Once a highly popular app among younger people, Snapchat has been losing users. Photograph: Patrick T. Fallon/Bloomberg

Shares in Snap fell on Wednesday after the company said the US justice department and the Securities and Exchange Commission were looking into allegations it misled investors ahead of its initial public offering last year.

“Snap has been responding to subpoenas and requests for information made by staff from the DOJ and the SEC,” the company said on Tuesday in a statement released after markets had closed.

"It is our understanding that these regulators are investigating issues related to the previously disclosed allegations asserted in the class action about our IPO disclosures. While we do not have complete visibility into these investigations, our understanding is that the DOJ is likely focused on IPO disclosures relating to competition from Instagram. "

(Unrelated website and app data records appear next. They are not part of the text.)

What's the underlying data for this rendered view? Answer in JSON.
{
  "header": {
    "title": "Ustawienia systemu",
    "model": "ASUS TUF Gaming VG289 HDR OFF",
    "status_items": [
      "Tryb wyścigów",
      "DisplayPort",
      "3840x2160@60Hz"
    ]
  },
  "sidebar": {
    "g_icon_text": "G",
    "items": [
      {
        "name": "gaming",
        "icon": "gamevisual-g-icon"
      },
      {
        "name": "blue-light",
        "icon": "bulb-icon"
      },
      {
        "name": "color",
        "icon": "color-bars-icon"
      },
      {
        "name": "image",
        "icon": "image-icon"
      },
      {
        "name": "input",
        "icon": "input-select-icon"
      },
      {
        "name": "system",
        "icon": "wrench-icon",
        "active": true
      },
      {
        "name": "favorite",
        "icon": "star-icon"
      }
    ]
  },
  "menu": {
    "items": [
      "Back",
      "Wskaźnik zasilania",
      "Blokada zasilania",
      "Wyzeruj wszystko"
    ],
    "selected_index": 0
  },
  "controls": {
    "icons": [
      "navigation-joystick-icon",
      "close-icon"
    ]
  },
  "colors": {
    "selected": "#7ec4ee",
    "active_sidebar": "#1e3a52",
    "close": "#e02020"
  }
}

The shares fell as much as 7.3 per cent in early trading in New York. They are down 54 per cent this year.



Snap investors allege in a securities lawsuit in federal court in Los Angeles that, prior to its IPO in March 2017, Snap didn't reveal how much competition from Instagram, the photo-sharing app owned by Facebook, was hurting its growth in the second half of 2016. They also say Snap failed to disclose a sealed whistleblower lawsuit by a former employee, who claimed inaccuracies in the company's calculation and reporting of daily active users.

“We continue to believe the class action’s claims are meritless and our IPO disclosures were accurate and complete,” Snap said in the statement.

A federal judge in June denied Snap’s request to dismiss the shareholders’ allegations.

Once a highly popular app among younger people, Snapchat has been on the decline, reporting two consecutive quarters of a drop in users, and projections to lose more in the current quarter.

The company has been rocked by a string of employee and executive turnover, as well as a redesign of Snapchat earlier this year that was criticised by many users and advertisers. – Bloomberg